Thermal transfer printing is a very similar indirect printing process to thermal direct printing, but with a heat sensitive ribbon replacing the heat sensitive thermal paper.
Very smooth and receptive conventional paper, or a suitable film, is printed by means of an electronically-controlled printing head which transfers variable data – including barcodes – to the label, ticket or tag face material via a heat-sensitive printer ribbon placed between the printing head and the face material.
Figure 7.4 - Examples of Ricoh thermal transfer ribbons
The thermal transfer printing head (Figure 7.5) makes use of very small resistors or elements which are arranged across the printing width, which are selectively heated and cooled. The heated elements come into contact with a thin film one-pass ribbon, which carries a heat-activated ink or coating on the underside.
By rapidly heating and cooling the resistor dots on the print-head in the required formation, the required character or image is created and so transfers the selected heat-activated ink coating from the film carrier to the substrate according to the pattern or shape of the heated elements.

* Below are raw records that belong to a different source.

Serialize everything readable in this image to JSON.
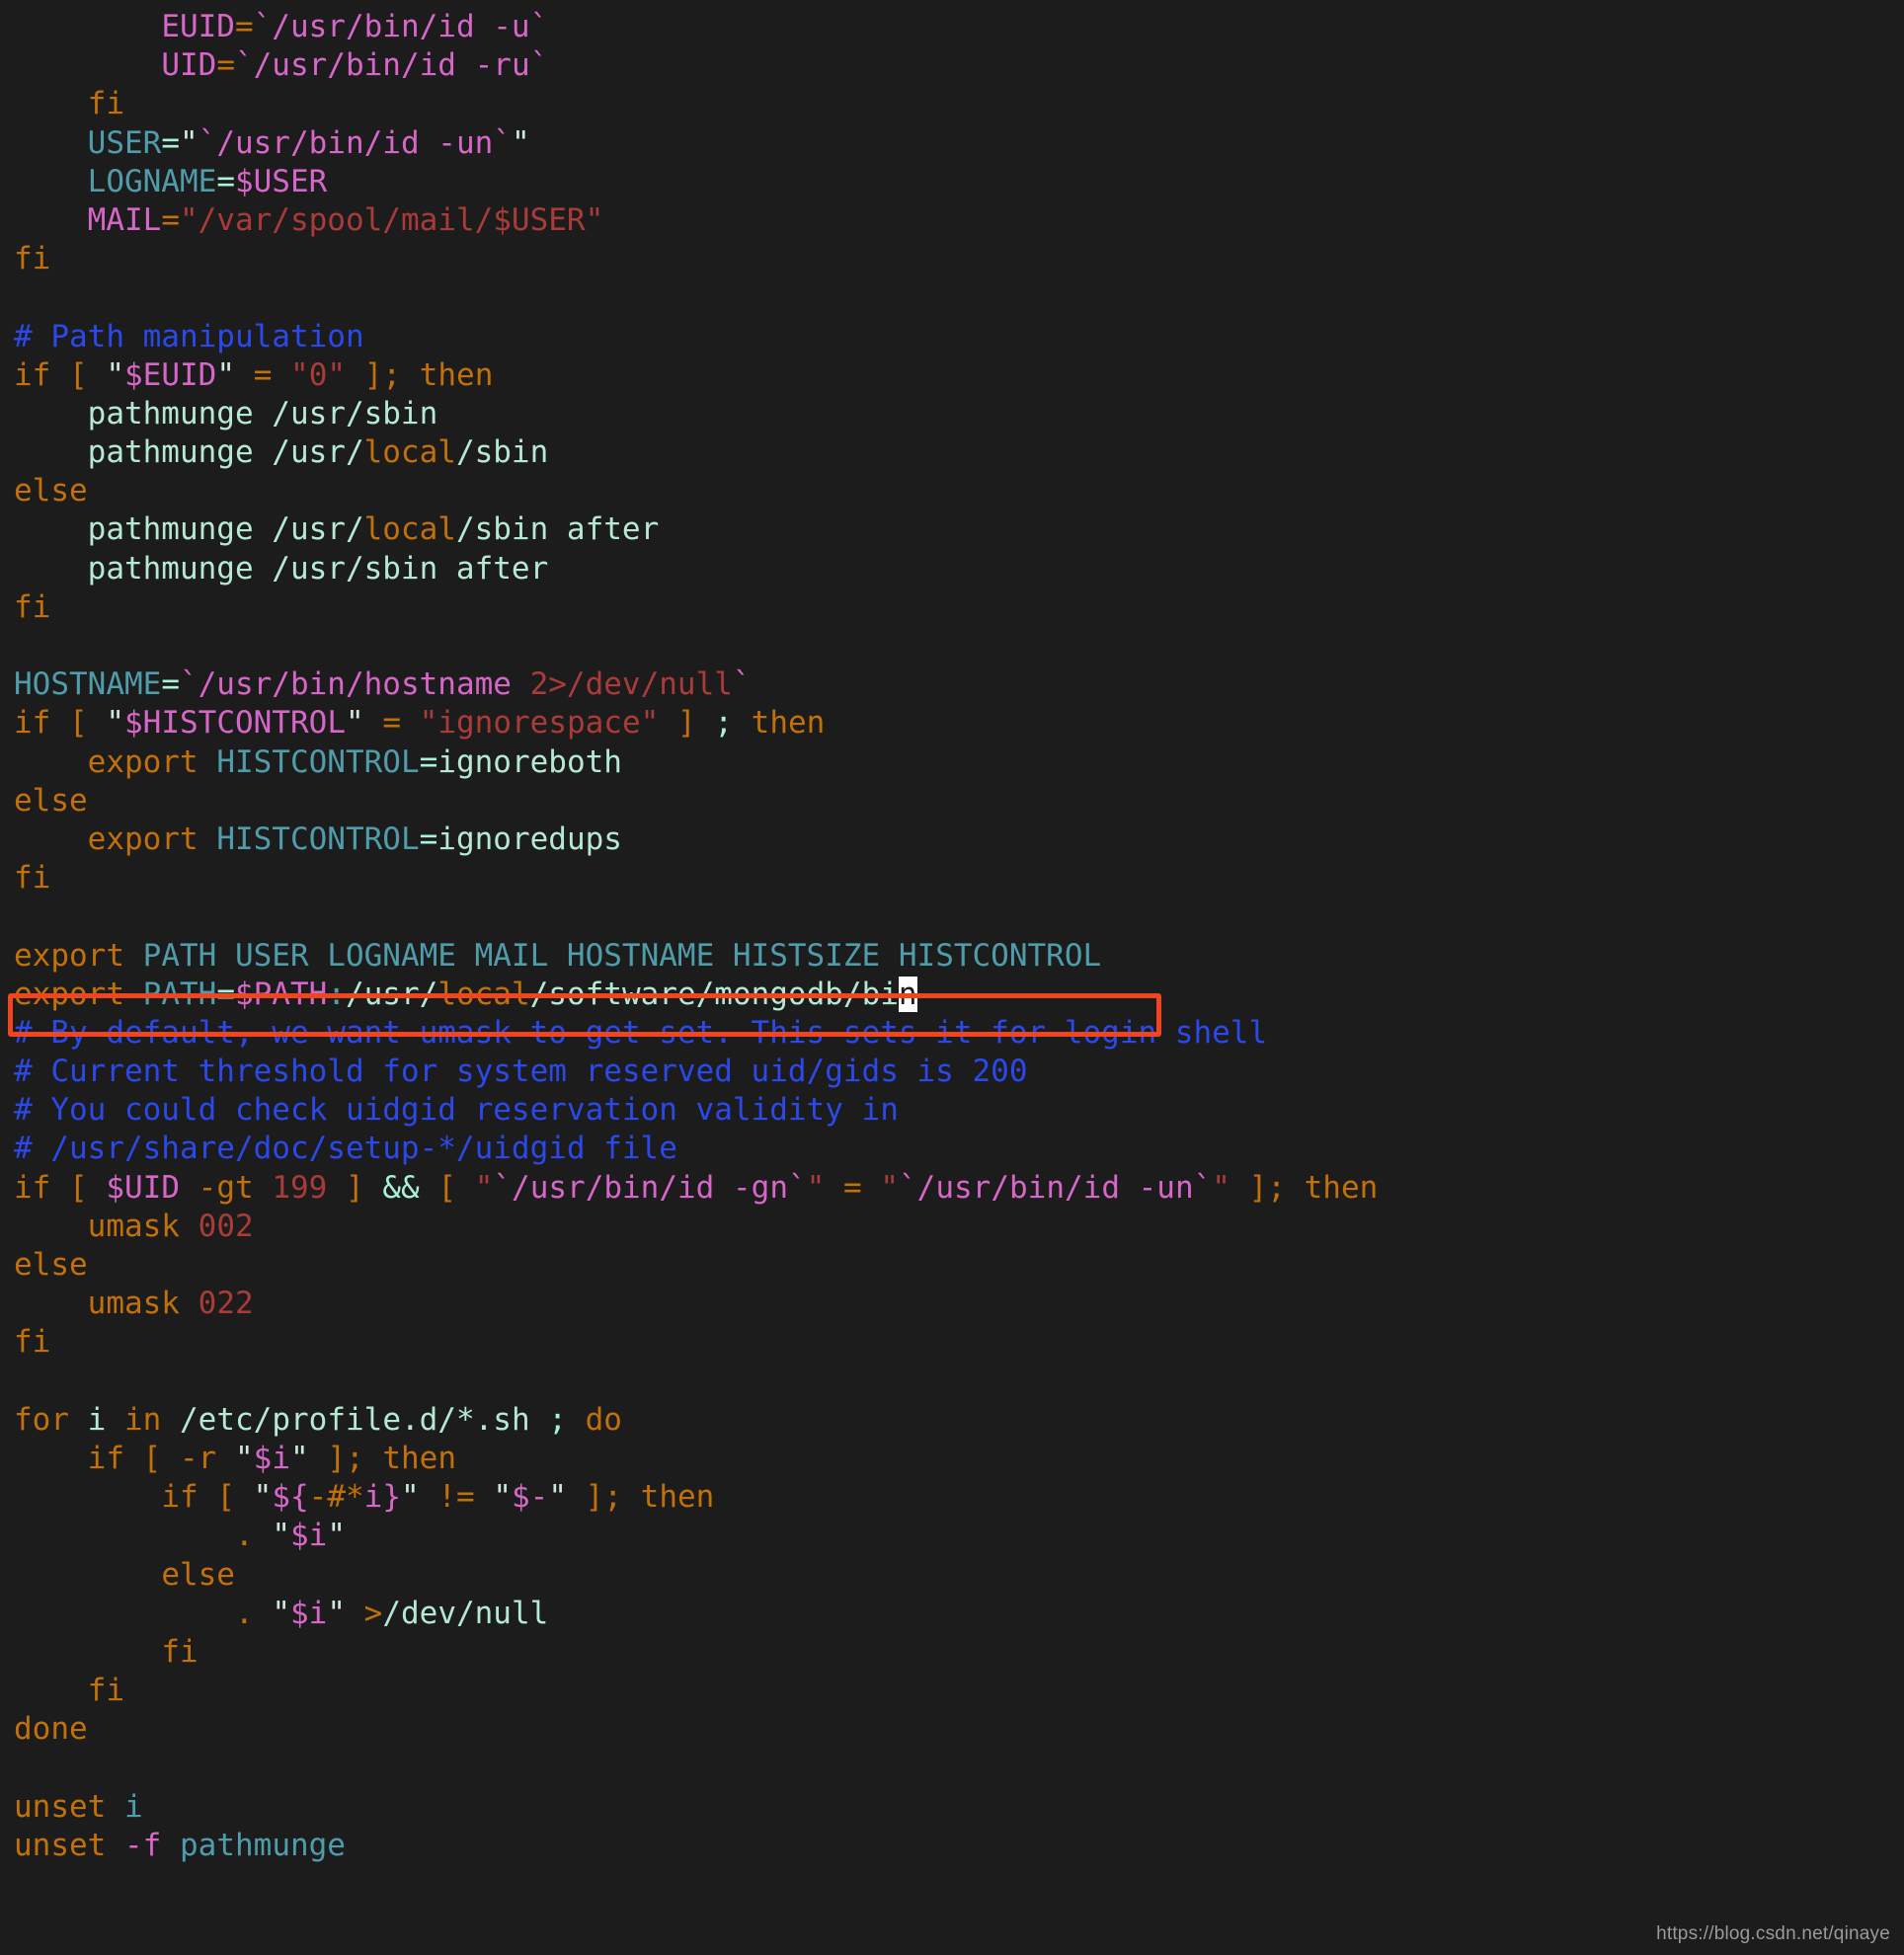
{
  "editor": {
    "background_color": "#1c1c1c",
    "file_kind": "shell-script",
    "colors": {
      "keyword": "#c2700a",
      "comment": "#2b49ea",
      "string_path": "#b5e9d2",
      "variable": "#d766c9",
      "assignment": "#4f9cab",
      "number": "#a93b38",
      "operator": "#a9f1d9",
      "cursor": "#ffffff",
      "highlight_box": "#f0451f"
    },
    "cursor": {
      "char": "n",
      "line_index": 26
    },
    "lines": [
      "        EUID=`/usr/bin/id -u`",
      "        UID=`/usr/bin/id -ru`",
      "    fi",
      "    USER=\"`/usr/bin/id -un`\"",
      "    LOGNAME=$USER",
      "    MAIL=\"/var/spool/mail/$USER\"",
      "fi",
      "",
      "# Path manipulation",
      "if [ \"$EUID\" = \"0\" ]; then",
      "    pathmunge /usr/sbin",
      "    pathmunge /usr/local/sbin",
      "else",
      "    pathmunge /usr/local/sbin after",
      "    pathmunge /usr/sbin after",
      "fi",
      "",
      "HOSTNAME=`/usr/bin/hostname 2>/dev/null`",
      "if [ \"$HISTCONTROL\" = \"ignorespace\" ] ; then",
      "    export HISTCONTROL=ignoreboth",
      "else",
      "    export HISTCONTROL=ignoredups",
      "fi",
      "",
      "export PATH USER LOGNAME MAIL HOSTNAME HISTSIZE HISTCONTROL",
      "export PATH=$PATH:/usr/local/software/mongodb/bin",
      "# By default, we want umask to get set. This sets it for login shell",
      "# Current threshold for system reserved uid/gids is 200",
      "# You could check uidgid reservation validity in",
      "# /usr/share/doc/setup-*/uidgid file",
      "if [ $UID -gt 199 ] && [ \"`/usr/bin/id -gn`\" = \"`/usr/bin/id -un`\" ]; then",
      "    umask 002",
      "else",
      "    umask 022",
      "fi",
      "",
      "for i in /etc/profile.d/*.sh ; do",
      "    if [ -r \"$i\" ]; then",
      "        if [ \"${-#*i}\" != \"$-\" ]; then",
      "            . \"$i\"",
      "        else",
      "            . \"$i\" >/dev/null",
      "        fi",
      "    fi",
      "done",
      "",
      "unset i",
      "unset -f pathmunge"
    ]
  },
  "annotation": {
    "type": "rectangle",
    "color": "#f0451f",
    "target_line": "export PATH=$PATH:/usr/local/software/mongodb/bin"
  },
  "watermark": {
    "text": "https://blog.csdn.net/qinaye"
  }
}
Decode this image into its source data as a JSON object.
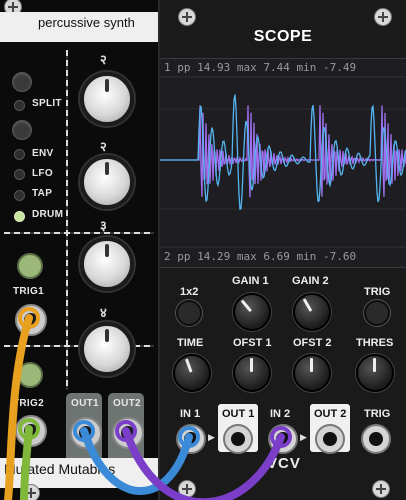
{
  "left_module": {
    "title": "percussive synth",
    "footer": "Mutated Mutables",
    "mode_labels": [
      "SPLIT",
      "ENV",
      "LFO",
      "TAP",
      "DRUM"
    ],
    "active_mode": "DRUM",
    "knob_glyphs": [
      "२",
      "२",
      "३",
      "४"
    ],
    "trig1_label": "TRIG1",
    "trig2_label": "TRIG2",
    "out1_label": "OUT1",
    "out2_label": "OUT2"
  },
  "scope": {
    "title": "SCOPE",
    "ch1": {
      "index": "1",
      "pp_label": "pp",
      "pp": "14.93",
      "max_label": "max",
      "max": "7.44",
      "min_label": "min",
      "min": "-7.49"
    },
    "ch2": {
      "index": "2",
      "pp_label": "pp",
      "pp": "14.29",
      "max_label": "max",
      "max": "6.69",
      "min_label": "min",
      "min": "-7.60"
    },
    "btn_1x2": "1x2",
    "gain1": "GAIN 1",
    "gain2": "GAIN 2",
    "trig_btn": "TRIG",
    "time": "TIME",
    "ofst1": "OFST 1",
    "ofst2": "OFST 2",
    "thres": "THRES",
    "in1": "IN 1",
    "out1": "OUT 1",
    "in2": "IN 2",
    "out2": "OUT 2",
    "trig_jack": "TRIG",
    "brand": "VCV"
  },
  "colors": {
    "trace1": "#55b4f0",
    "trace2": "#a070f0",
    "cable_orange": "#e8a020",
    "cable_green": "#7fb83a",
    "cable_blue": "#3a8ad8",
    "cable_purple": "#7a3ec8"
  }
}
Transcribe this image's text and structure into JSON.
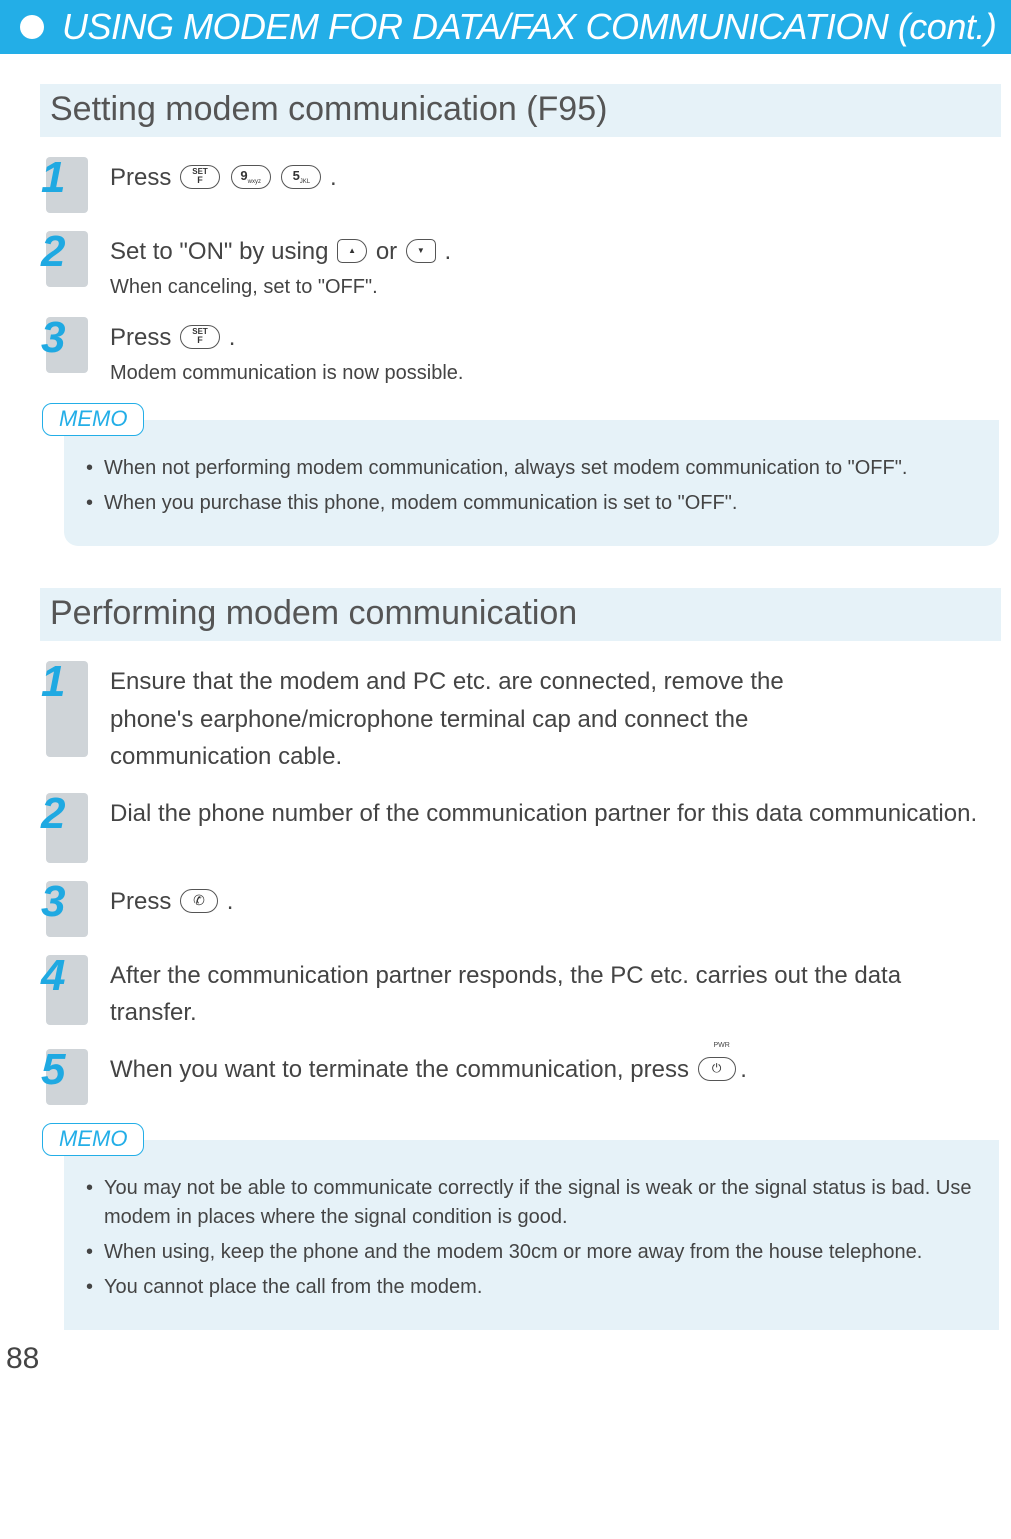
{
  "header": {
    "title": "USING MODEM FOR DATA/FAX COMMUNICATION (cont.)"
  },
  "section1": {
    "title": "Setting modem communication (F95)",
    "steps": {
      "s1": {
        "num": "1",
        "main_a": "Press ",
        "main_b": "."
      },
      "s2": {
        "num": "2",
        "main_a": "Set to \"ON\" by using ",
        "main_or": " or ",
        "main_b": ".",
        "sub": "When canceling, set to \"OFF\"."
      },
      "s3": {
        "num": "3",
        "main_a": "Press ",
        "main_b": ".",
        "sub": "Modem communication is now possible."
      }
    },
    "memo_label": "MEMO",
    "memo": [
      "When not performing modem communication, always set modem communication to \"OFF\".",
      "When you purchase this phone, modem communication is set to \"OFF\"."
    ]
  },
  "section2": {
    "title": "Performing modem communication",
    "steps": {
      "s1": {
        "num": "1",
        "main": "Ensure that the modem and PC etc. are connected, remove the phone's earphone/microphone terminal cap and connect the communication cable."
      },
      "s2": {
        "num": "2",
        "main": "Dial the phone number of the communication partner for this data communication."
      },
      "s3": {
        "num": "3",
        "main_a": "Press ",
        "main_b": "."
      },
      "s4": {
        "num": "4",
        "main": "After the communication partner responds, the PC etc. carries out the data transfer."
      },
      "s5": {
        "num": "5",
        "main_a": "When you want to terminate the communication, press ",
        "main_b": "."
      }
    },
    "memo_label": "MEMO",
    "memo": [
      "You may not be able to communicate correctly if the signal is weak or the signal status is bad. Use modem in places where the signal condition is good.",
      "When using, keep the phone and the modem 30cm or more away from the house telephone.",
      "You cannot place the call from the modem."
    ]
  },
  "page_number": "88",
  "keys": {
    "set_top": "SET",
    "set_bottom": "F",
    "pwr": "PWR"
  }
}
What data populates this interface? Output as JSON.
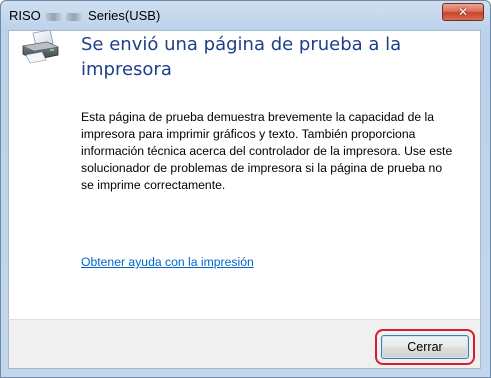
{
  "window": {
    "title_prefix": "RISO",
    "title_suffix": "Series(USB)",
    "close_symbol": "✕"
  },
  "icon": {
    "name": "printer-icon"
  },
  "heading": "Se envió una página de prueba a la impresora",
  "body": "Esta página de prueba demuestra brevemente la capacidad de la impresora para imprimir gráficos y texto. También proporciona información técnica acerca del controlador de la impresora.  Use este solucionador de problemas de impresora si la página de prueba no se imprime correctamente.",
  "help_link": "Obtener ayuda con la impresión",
  "buttons": {
    "close_label": "Cerrar"
  },
  "colors": {
    "heading": "#1e3f8c",
    "link": "#0066cc",
    "highlight": "#d21f2e",
    "close_button": "#c8452c"
  }
}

Figure 7.5 - The thermal transfer printing head enables the black heat-activated coating on the ribbon to transfer to the substrate
Apart from the printing of barcodes, thermal transfer printing is used for the variable information printing of batch codes, date codes, sequential numbers, variable text and graphics, etc, onto pallet, carton or box end labels, for warehousing and distribution requirements, for bakery labels, for DIY and industrial labeling, and for a variety of tickets and tags. It has applications in a range of markets from food to industrial and pallet labeling.
Thermal transfer desktop barcode label printers today are becoming ever more sophisticated to meet the growing use of smart devices. An example is the Bixolon SLP-TX420, which is compatible with Mac-based PCs, Android-based tablet PCs, Windows and Linux, as well as supporting USB dongle-type WLAN wireless communication and basic wired communication.
Figure 7.6 - The Bixolon SLP-TX420 thermal transfer printer
BARCODE PRINTING SUBSTRATES
While static barcodes printed in volume on paper or film for retail applications will normally be sheet- or reel-fed printed on labelstocks suitable for application and performance on bottles, jars, cans, etc., thermal transfer barcoded labels for use in a wide variety of industrial applications are likely to require more careful selection of facestock and adhesive to match performance requirements.
Paper labels will normally perform best in controlled environments and in applications such as product and price labeling. Where labels will be exposed to harsh environments or subject to long life and hard conditions, then paper labels may no longer be the most suitable. Synthetic labelstocks that include polyester, polypropylene, vinyl and synthetic papers are then more likely to give a better performance than paper.
Adhesives too, may need to be carefully selected to give the best performance in industrial and harsh environments or performance conditions.
Barcoded labels that require resistance to temperature extremes, high humidity, chemicals or outdoor use, are most likely to require a permanent adhesive.
Some surfaces to which barcoded labels may need to be applied can be difficult to label and will then require specific adhesive formulations; others may need to be removed, re-applied, or require to have tamper-resistant or tamper-evident capabilities.
Labels substrates and adhesive will therefore need to be carefully matched to meet each label performance and application requirement.
PRINTED BARCODE PROTECTION
With many types of industrial barcoded labels it may be necessary to provide protection over the label surface and barcode to protect against moisture, water, oil, grease, chemicals, weathering, abrasion and scuffing, or harsh work or handling environments.
There are a variety of possible protection solutions available to the label converter for improving label performance including varnishes, laminates, coatings and sprays. Special top coatings are available that will enhance image performance and label/code durability.
When choosing a suitable protection method, care needs to be taken that labels still meet reflectivity and contrast requirements and can be scanned with both contact and non-contact scanners.